**Directions**
In the records below, how many lines hold the string "body"? Give only the number.

(Material for this task Opens)

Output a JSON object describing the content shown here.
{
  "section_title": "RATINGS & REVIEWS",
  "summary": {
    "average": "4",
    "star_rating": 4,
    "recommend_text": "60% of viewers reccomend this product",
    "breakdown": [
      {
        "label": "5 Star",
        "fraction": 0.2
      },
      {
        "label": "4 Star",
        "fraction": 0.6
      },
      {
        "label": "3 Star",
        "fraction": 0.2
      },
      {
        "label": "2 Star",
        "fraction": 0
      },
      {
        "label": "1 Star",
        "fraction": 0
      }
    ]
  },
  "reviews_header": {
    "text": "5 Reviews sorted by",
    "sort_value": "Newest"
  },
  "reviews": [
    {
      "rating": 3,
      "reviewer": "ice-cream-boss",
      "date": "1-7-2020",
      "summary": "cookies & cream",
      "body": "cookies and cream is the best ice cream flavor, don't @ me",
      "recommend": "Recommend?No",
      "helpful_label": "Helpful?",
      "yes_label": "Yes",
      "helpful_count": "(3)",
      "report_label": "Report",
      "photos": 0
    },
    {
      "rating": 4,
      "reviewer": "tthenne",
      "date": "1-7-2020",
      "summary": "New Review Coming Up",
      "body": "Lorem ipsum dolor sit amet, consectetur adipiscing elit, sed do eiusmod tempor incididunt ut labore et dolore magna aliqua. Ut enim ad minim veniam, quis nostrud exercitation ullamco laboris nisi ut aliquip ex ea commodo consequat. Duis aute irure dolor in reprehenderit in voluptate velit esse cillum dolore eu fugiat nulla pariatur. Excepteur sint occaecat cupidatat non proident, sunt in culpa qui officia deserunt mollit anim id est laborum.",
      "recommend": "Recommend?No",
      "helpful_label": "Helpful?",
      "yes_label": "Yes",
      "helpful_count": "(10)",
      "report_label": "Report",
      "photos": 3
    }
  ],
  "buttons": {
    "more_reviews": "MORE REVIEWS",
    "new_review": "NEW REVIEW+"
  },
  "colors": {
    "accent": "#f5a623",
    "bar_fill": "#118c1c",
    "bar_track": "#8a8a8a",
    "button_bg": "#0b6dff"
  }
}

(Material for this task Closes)

**Written solution**
2